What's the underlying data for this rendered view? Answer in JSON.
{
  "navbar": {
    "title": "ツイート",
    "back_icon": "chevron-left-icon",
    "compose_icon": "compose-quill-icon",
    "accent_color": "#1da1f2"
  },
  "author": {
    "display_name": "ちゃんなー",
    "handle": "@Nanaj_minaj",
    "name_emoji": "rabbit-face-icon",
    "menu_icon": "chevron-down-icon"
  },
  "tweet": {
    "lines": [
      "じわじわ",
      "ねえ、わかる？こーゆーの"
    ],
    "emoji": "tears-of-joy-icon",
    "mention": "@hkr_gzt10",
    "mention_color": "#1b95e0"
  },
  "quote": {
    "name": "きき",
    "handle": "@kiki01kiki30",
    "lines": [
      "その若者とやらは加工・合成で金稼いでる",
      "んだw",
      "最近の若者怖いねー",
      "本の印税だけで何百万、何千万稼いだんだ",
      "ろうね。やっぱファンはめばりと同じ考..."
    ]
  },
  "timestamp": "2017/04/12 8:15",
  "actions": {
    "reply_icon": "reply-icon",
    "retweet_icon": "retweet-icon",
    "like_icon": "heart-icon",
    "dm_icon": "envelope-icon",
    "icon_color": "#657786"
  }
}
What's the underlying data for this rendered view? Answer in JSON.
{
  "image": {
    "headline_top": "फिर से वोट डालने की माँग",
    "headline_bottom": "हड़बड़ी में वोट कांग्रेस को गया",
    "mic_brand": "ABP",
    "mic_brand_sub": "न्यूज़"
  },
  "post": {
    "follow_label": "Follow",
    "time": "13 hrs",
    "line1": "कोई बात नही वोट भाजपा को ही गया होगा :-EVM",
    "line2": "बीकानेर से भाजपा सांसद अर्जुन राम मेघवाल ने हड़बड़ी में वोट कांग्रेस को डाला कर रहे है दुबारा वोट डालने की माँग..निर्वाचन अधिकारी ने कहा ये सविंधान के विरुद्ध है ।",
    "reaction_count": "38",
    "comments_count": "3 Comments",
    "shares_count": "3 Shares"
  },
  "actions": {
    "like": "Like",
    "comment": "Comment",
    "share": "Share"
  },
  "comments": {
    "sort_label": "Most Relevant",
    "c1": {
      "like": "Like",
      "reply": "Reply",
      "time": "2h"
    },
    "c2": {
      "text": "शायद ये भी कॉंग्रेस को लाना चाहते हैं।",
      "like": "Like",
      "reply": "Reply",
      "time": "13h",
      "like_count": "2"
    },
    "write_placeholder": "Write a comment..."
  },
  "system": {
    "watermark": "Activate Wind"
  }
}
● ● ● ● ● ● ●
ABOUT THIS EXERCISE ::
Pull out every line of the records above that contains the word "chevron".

RESPONSE AREA ::
    "back_icon": "chevron-left-icon",
    "menu_icon": "chevron-down-icon"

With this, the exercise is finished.